- Open doors carefully. If they stick at the top, this may mean your ceiling has gotten so wet that it’s ready to fall. If you have to force the door open, wait a moment to see if any debris falls before entering.
- Inspect all doors, floors, walls, ceilings and windows to make sure they’re still solid.
- Take pictures of damage for insurance claims. Do this before you start to clean up!
3. Inspect Utilities and Take Precautions
The utilities we depend on pose life-threatening danger when conditions are compromised. To avoid a tragic accident:
- Avoid flooded rooms and basements.
- If your home is wet, has a submerged furnace or appliances, has electrical system damage such as sparking, broken/frayed wires or you smell hot insulation, try to turn off electricity even if your home is experiencing a power outage. If you can’t safely get to your power box, contact a professional. Have an electrician inspect your home before reconnecting your power.
- If you see downed power lines, don’t step in puddles or standing water.
- If you smell propane or natural gas, or you hear a hissing noise, open a window, get out of your house and call the fire department from a safe place. Turn off the gas main if you can safely do this.
- Inspect water, sewer or septic lines. If they’re damaged, don’t drink tap water and avoid using your toilets until repairs are made.
4. Watch out for Wild Animals
Natural disasters cause upheaval for animals too, and some displaced creatures may find their way into your home. If you find debris in your home, use a stick to poke through it to avoid anything jumping out at you unexpectedly. Contact animal control if you discover snakes, raccoons or any other uninvited guests.
5. Address Hazardous Materials
Gasoline, solvents, paints, pesticides or even cleaning products and batteries may have leaked into floodwaters in your home. If you suspect your house has been contaminated, contact local authorities to help you safely clean up.
6. Keep Food Safe
Living through a flood only to get sick from spoiled or contaminated food is the last thing you need after all you’ve been through. Be sure to:
- Throw out any food (including canned items), water bottles, baby bottle nipples or plastic utensils that came in contact with toxic floodwaters.
- If you’ve had an extended power loss, throw out all perishables in your fridge such as meat, dairy, eggs, fish, poultry, puddings, cooked rice and pasta, potato or macaroni salad and beans. Discard all frozen foods that have thawed.
- When in doubt, throw it out. Better safe than sorry.
7. Keep Water Safe
Water safety is another serious concern:
- Check with local authorities to find out if public water is drinkable or needs to be boiled.
- Have well water tested if your well flooded, was very close to a flooded area or your water tastes or smells different.
- Don’t use contaminated water for washing dishes, brushing teeth, making ice or preparing food and baby formula.
- When in doubt, use bottled water.
8. Begin Cleanup
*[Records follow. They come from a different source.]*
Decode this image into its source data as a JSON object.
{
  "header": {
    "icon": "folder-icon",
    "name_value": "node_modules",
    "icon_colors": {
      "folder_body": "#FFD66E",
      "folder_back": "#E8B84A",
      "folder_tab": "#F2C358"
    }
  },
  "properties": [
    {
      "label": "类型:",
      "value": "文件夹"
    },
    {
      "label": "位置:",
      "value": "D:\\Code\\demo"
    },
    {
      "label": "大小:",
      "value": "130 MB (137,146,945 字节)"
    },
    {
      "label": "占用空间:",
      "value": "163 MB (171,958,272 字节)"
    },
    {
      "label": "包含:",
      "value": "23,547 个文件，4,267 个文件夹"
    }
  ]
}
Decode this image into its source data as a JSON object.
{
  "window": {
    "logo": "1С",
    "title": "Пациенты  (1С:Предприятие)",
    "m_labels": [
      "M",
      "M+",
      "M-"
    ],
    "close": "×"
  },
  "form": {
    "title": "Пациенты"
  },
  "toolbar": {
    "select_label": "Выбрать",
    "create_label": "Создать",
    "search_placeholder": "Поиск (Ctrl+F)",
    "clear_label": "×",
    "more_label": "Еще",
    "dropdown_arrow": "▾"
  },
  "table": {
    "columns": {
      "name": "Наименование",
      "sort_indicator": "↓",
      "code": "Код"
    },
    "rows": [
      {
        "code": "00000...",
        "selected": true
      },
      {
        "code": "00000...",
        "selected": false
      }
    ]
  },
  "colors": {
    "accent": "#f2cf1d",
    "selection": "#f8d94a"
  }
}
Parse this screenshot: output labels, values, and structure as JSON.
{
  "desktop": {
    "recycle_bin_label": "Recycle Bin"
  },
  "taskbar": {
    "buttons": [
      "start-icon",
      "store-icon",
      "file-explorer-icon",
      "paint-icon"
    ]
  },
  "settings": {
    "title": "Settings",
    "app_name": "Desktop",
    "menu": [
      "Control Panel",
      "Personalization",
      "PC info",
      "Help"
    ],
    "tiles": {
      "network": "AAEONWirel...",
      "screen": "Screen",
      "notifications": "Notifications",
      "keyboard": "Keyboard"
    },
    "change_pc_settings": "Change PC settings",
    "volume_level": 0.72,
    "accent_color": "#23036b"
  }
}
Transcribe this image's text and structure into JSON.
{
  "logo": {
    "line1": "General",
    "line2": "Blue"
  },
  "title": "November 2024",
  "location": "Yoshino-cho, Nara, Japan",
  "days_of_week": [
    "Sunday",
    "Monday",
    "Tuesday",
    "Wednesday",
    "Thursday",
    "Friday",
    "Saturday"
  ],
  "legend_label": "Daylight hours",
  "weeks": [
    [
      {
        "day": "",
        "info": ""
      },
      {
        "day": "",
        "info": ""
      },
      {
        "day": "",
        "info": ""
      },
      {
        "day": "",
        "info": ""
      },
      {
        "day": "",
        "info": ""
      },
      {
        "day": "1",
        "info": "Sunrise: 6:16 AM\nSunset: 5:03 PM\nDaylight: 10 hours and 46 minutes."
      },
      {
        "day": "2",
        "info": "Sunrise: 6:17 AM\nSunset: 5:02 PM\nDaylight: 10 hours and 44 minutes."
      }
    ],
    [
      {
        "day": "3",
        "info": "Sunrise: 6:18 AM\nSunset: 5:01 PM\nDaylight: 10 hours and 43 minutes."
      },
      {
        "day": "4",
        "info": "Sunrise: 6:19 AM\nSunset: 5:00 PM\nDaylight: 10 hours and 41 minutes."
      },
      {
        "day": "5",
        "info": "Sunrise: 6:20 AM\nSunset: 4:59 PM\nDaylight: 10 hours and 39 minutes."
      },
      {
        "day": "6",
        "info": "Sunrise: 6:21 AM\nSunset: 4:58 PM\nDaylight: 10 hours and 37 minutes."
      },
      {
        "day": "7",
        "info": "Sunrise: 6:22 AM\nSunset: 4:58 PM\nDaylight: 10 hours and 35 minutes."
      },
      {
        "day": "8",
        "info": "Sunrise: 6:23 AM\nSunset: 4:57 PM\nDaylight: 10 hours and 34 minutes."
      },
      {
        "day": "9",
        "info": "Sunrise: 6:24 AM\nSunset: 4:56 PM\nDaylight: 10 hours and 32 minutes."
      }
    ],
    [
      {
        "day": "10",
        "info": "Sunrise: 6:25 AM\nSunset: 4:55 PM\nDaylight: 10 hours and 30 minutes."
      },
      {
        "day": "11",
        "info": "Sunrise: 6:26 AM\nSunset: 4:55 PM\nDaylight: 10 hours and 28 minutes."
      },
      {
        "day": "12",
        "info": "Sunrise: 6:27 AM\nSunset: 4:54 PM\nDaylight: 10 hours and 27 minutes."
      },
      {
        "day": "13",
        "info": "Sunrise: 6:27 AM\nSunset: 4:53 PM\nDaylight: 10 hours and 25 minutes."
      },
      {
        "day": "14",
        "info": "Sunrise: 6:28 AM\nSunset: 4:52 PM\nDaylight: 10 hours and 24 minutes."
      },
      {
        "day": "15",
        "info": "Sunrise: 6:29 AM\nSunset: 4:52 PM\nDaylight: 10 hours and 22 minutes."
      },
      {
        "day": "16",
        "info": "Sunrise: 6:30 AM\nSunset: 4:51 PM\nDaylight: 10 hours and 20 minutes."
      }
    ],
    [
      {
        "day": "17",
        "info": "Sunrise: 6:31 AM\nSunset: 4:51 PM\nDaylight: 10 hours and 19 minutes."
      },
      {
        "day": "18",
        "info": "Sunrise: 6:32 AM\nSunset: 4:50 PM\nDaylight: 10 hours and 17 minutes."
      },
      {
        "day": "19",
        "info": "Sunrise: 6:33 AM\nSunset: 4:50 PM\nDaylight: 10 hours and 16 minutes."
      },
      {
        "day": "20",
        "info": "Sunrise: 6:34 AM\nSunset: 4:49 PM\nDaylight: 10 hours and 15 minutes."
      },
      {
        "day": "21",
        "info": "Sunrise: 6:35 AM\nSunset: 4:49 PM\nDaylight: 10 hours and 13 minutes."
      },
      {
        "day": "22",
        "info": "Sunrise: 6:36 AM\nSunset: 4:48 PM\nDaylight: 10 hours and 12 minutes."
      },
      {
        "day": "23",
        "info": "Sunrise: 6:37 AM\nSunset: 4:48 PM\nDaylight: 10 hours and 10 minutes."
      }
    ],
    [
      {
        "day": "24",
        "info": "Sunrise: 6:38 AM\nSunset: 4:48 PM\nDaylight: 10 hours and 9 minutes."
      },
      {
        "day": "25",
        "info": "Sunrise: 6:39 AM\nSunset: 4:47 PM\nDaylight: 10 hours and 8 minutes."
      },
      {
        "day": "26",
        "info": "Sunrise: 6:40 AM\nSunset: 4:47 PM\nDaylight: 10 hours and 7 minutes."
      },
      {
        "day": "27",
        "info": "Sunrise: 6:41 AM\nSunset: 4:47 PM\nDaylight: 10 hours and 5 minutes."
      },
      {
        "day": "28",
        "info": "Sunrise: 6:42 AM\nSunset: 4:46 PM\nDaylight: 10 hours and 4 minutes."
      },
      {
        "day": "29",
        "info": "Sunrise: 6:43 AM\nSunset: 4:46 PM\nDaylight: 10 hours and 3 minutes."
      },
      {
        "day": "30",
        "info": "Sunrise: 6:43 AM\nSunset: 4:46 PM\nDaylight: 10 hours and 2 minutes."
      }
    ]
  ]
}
As you start to clean out your home:
- To avoid structural damage, pump out flooded basements gradually (about a third of the water per day.)
- Wear protective clothing, rubber gloves and rubber boots when cleaning.
- Open doors and windows (weather permitting) to help home dry out.
If your home has been severely impacted, you’ll probably need professional cleaning and mold removal services.
9. Don’t Be a Victim of Fraud
Sadly, dishonest contractors seem to come out of the woodwork after a disaster. Before hiring anyone to repair your home:
- Verify contractor’s license.
- Get references.
- Check contractor with the Better Business Bureau.
10. Nurture Yourself
Don’t forget to address your own needs:
- Get as much rest as you can.
- Eat healthy foods.
- Divide your “to do” list into manageable segments.
- Take short breathers away from the stress of your home when you can.
A flood experience is extremely traumatic so be easy on yourself and accept whatever emotions you’re feeling. Don’t be ashamed to seek counseling if needed, and take comfort in knowing that even if things are never quite the same as they were, in time they will be OK again.